=== Section Start ===

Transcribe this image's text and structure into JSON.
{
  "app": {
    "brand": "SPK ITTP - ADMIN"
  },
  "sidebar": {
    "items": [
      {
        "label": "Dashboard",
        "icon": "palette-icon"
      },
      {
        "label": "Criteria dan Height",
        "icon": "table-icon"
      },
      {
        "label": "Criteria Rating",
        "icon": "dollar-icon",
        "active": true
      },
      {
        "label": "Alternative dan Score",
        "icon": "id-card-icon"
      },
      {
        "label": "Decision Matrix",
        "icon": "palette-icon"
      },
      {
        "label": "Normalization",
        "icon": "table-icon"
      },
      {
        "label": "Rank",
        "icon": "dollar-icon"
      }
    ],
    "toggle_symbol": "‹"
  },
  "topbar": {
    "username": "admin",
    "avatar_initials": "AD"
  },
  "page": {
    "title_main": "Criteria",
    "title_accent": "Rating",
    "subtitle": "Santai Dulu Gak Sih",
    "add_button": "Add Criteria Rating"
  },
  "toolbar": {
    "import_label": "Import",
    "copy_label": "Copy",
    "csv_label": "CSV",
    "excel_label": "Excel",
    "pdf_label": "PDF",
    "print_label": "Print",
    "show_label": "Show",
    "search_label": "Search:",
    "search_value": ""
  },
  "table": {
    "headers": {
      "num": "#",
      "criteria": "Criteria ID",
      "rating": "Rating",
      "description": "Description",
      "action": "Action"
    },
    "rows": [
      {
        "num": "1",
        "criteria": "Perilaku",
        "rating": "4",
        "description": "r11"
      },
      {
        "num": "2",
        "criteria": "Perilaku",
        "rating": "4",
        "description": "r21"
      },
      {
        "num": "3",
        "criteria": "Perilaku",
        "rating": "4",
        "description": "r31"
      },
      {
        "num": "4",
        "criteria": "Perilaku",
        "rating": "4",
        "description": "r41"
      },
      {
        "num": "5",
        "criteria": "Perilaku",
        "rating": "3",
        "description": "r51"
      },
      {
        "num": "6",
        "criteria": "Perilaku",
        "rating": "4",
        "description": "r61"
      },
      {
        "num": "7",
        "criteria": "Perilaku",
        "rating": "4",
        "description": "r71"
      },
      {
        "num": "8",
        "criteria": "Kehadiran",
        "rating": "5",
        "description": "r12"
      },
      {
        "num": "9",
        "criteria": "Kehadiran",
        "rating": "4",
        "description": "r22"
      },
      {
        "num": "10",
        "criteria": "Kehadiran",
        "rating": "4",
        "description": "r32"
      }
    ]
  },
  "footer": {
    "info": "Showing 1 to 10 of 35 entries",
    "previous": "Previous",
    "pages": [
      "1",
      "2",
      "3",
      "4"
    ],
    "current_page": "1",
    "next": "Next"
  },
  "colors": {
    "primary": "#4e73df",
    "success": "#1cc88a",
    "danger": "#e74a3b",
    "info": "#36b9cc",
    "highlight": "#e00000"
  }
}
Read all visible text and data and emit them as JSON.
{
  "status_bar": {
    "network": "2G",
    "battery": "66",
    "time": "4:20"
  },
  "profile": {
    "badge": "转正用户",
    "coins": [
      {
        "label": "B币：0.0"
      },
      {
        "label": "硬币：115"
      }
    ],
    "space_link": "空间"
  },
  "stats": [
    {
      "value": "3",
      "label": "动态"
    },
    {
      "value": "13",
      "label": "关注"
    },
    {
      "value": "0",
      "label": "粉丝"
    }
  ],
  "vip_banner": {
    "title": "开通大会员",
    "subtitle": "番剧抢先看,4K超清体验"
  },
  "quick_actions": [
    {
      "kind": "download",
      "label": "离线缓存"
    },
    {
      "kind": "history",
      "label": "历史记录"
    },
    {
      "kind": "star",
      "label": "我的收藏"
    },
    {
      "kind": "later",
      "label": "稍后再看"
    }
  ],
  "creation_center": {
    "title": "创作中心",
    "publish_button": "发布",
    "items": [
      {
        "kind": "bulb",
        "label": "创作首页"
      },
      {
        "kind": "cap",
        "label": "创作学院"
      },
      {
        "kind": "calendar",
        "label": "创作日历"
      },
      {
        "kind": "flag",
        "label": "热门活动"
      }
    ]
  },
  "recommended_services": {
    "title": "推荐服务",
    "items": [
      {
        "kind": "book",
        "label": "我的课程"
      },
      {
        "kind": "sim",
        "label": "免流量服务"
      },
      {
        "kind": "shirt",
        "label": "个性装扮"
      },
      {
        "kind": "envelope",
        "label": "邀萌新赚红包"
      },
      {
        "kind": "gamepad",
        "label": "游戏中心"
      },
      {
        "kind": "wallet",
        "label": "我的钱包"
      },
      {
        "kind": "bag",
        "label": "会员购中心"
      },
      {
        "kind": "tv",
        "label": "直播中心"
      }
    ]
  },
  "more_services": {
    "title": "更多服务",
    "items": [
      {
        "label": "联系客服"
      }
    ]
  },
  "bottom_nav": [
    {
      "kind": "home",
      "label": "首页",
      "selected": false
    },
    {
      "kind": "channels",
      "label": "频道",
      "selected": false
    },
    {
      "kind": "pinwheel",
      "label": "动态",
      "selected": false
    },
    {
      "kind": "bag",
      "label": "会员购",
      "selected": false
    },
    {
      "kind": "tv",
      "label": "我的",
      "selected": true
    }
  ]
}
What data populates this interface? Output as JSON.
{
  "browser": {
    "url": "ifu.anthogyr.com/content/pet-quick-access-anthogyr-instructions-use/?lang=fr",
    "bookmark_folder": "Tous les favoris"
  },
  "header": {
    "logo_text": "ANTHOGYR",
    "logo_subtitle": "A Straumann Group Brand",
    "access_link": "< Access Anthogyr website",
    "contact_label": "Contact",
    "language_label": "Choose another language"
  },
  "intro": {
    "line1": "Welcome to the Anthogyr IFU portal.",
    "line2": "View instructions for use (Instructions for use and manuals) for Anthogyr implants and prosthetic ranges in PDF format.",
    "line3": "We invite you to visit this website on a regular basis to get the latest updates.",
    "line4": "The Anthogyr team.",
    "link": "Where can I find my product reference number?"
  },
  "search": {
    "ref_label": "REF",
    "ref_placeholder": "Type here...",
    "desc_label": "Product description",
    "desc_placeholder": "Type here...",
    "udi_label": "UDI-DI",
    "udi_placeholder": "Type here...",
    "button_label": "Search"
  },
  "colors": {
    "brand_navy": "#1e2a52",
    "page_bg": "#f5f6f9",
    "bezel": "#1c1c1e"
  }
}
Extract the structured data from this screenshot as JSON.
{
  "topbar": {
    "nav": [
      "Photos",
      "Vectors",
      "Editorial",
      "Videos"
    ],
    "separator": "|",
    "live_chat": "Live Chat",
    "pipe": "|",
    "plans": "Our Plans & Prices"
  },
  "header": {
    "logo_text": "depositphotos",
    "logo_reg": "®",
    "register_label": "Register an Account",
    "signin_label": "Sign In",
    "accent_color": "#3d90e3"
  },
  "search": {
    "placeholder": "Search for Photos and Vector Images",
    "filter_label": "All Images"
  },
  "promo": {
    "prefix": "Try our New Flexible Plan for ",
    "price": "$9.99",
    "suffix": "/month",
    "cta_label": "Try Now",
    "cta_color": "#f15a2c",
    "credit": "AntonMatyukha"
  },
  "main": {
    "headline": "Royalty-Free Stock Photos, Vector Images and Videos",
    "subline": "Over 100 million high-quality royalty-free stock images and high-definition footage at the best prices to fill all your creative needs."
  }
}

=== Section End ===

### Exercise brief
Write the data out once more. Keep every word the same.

### Response to this exercise
Transcribe this image's text and structure into JSON.
{
  "app": {
    "brand": "SPK ITTP - ADMIN"
  },
  "sidebar": {
    "items": [
      {
        "label": "Dashboard",
        "icon": "palette-icon"
      },
      {
        "label": "Criteria dan Height",
        "icon": "table-icon"
      },
      {
        "label": "Criteria Rating",
        "icon": "dollar-icon",
        "active": true
      },
      {
        "label": "Alternative dan Score",
        "icon": "id-card-icon"
      },
      {
        "label": "Decision Matrix",
        "icon": "palette-icon"
      },
      {
        "label": "Normalization",
        "icon": "table-icon"
      },
      {
        "label": "Rank",
        "icon": "dollar-icon"
      }
    ],
    "toggle_symbol": "‹"
  },
  "topbar": {
    "username": "admin",
    "avatar_initials": "AD"
  },
  "page": {
    "title_main": "Criteria",
    "title_accent": "Rating",
    "subtitle": "Santai Dulu Gak Sih",
    "add_button": "Add Criteria Rating"
  },
  "toolbar": {
    "import_label": "Import",
    "copy_label": "Copy",
    "csv_label": "CSV",
    "excel_label": "Excel",
    "pdf_label": "PDF",
    "print_label": "Print",
    "show_label": "Show",
    "search_label": "Search:",
    "search_value": ""
  },
  "table": {
    "headers": {
      "num": "#",
      "criteria": "Criteria ID",
      "rating": "Rating",
      "description": "Description",
      "action": "Action"
    },
    "rows": [
      {
        "num": "1",
        "criteria": "Perilaku",
        "rating": "4",
        "description": "r11"
      },
      {
        "num": "2",
        "criteria": "Perilaku",
        "rating": "4",
        "description": "r21"
      },
      {
        "num": "3",
        "criteria": "Perilaku",
        "rating": "4",
        "description": "r31"
      },
      {
        "num": "4",
        "criteria": "Perilaku",
        "rating": "4",
        "description": "r41"
      },
      {
        "num": "5",
        "criteria": "Perilaku",
        "rating": "3",
        "description": "r51"
      },
      {
        "num": "6",
        "criteria": "Perilaku",
        "rating": "4",
        "description": "r61"
      },
      {
        "num": "7",
        "criteria": "Perilaku",
        "rating": "4",
        "description": "r71"
      },
      {
        "num": "8",
        "criteria": "Kehadiran",
        "rating": "5",
        "description": "r12"
      },
      {
        "num": "9",
        "criteria": "Kehadiran",
        "rating": "4",
        "description": "r22"
      },
      {
        "num": "10",
        "criteria": "Kehadiran",
        "rating": "4",
        "description": "r32"
      }
    ]
  },
  "footer": {
    "info": "Showing 1 to 10 of 35 entries",
    "previous": "Previous",
    "pages": [
      "1",
      "2",
      "3",
      "4"
    ],
    "current_page": "1",
    "next": "Next"
  },
  "colors": {
    "primary": "#4e73df",
    "success": "#1cc88a",
    "danger": "#e74a3b",
    "info": "#36b9cc",
    "highlight": "#e00000"
  }
}
Read all visible text and data and emit them as JSON.
{
  "status_bar": {
    "network": "2G",
    "battery": "66",
    "time": "4:20"
  },
  "profile": {
    "badge": "转正用户",
    "coins": [
      {
        "label": "B币：0.0"
      },
      {
        "label": "硬币：115"
      }
    ],
    "space_link": "空间"
  },
  "stats": [
    {
      "value": "3",
      "label": "动态"
    },
    {
      "value": "13",
      "label": "关注"
    },
    {
      "value": "0",
      "label": "粉丝"
    }
  ],
  "vip_banner": {
    "title": "开通大会员",
    "subtitle": "番剧抢先看,4K超清体验"
  },
  "quick_actions": [
    {
      "kind": "download",
      "label": "离线缓存"
    },
    {
      "kind": "history",
      "label": "历史记录"
    },
    {
      "kind": "star",
      "label": "我的收藏"
    },
    {
      "kind": "later",
      "label": "稍后再看"
    }
  ],
  "creation_center": {
    "title": "创作中心",
    "publish_button": "发布",
    "items": [
      {
        "kind": "bulb",
        "label": "创作首页"
      },
      {
        "kind": "cap",
        "label": "创作学院"
      },
      {
        "kind": "calendar",
        "label": "创作日历"
      },
      {
        "kind": "flag",
        "label": "热门活动"
      }
    ]
  },
  "recommended_services": {
    "title": "推荐服务",
    "items": [
      {
        "kind": "book",
        "label": "我的课程"
      },
      {
        "kind": "sim",
        "label": "免流量服务"
      },
      {
        "kind": "shirt",
        "label": "个性装扮"
      },
      {
        "kind": "envelope",
        "label": "邀萌新赚红包"
      },
      {
        "kind": "gamepad",
        "label": "游戏中心"
      },
      {
        "kind": "wallet",
        "label": "我的钱包"
      },
      {
        "kind": "bag",
        "label": "会员购中心"
      },
      {
        "kind": "tv",
        "label": "直播中心"
      }
    ]
  },
  "more_services": {
    "title": "更多服务",
    "items": [
      {
        "label": "联系客服"
      }
    ]
  },
  "bottom_nav": [
    {
      "kind": "home",
      "label": "首页",
      "selected": false
    },
    {
      "kind": "channels",
      "label": "频道",
      "selected": false
    },
    {
      "kind": "pinwheel",
      "label": "动态",
      "selected": false
    },
    {
      "kind": "bag",
      "label": "会员购",
      "selected": false
    },
    {
      "kind": "tv",
      "label": "我的",
      "selected": true
    }
  ]
}
What data populates this interface? Output as JSON.
{
  "browser": {
    "url": "ifu.anthogyr.com/content/pet-quick-access-anthogyr-instructions-use/?lang=fr",
    "bookmark_folder": "Tous les favoris"
  },
  "header": {
    "logo_text": "ANTHOGYR",
    "logo_subtitle": "A Straumann Group Brand",
    "access_link": "< Access Anthogyr website",
    "contact_label": "Contact",
    "language_label": "Choose another language"
  },
  "intro": {
    "line1": "Welcome to the Anthogyr IFU portal.",
    "line2": "View instructions for use (Instructions for use and manuals) for Anthogyr implants and prosthetic ranges in PDF format.",
    "line3": "We invite you to visit this website on a regular basis to get the latest updates.",
    "line4": "The Anthogyr team.",
    "link": "Where can I find my product reference number?"
  },
  "search": {
    "ref_label": "REF",
    "ref_placeholder": "Type here...",
    "desc_label": "Product description",
    "desc_placeholder": "Type here...",
    "udi_label": "UDI-DI",
    "udi_placeholder": "Type here...",
    "button_label": "Search"
  },
  "colors": {
    "brand_navy": "#1e2a52",
    "page_bg": "#f5f6f9",
    "bezel": "#1c1c1e"
  }
}
Extract the structured data from this screenshot as JSON.
{
  "topbar": {
    "nav": [
      "Photos",
      "Vectors",
      "Editorial",
      "Videos"
    ],
    "separator": "|",
    "live_chat": "Live Chat",
    "pipe": "|",
    "plans": "Our Plans & Prices"
  },
  "header": {
    "logo_text": "depositphotos",
    "logo_reg": "®",
    "register_label": "Register an Account",
    "signin_label": "Sign In",
    "accent_color": "#3d90e3"
  },
  "search": {
    "placeholder": "Search for Photos and Vector Images",
    "filter_label": "All Images"
  },
  "promo": {
    "prefix": "Try our New Flexible Plan for ",
    "price": "$9.99",
    "suffix": "/month",
    "cta_label": "Try Now",
    "cta_color": "#f15a2c",
    "credit": "AntonMatyukha"
  },
  "main": {
    "headline": "Royalty-Free Stock Photos, Vector Images and Videos",
    "subline": "Over 100 million high-quality royalty-free stock images and high-definition footage at the best prices to fill all your creative needs."
  }
}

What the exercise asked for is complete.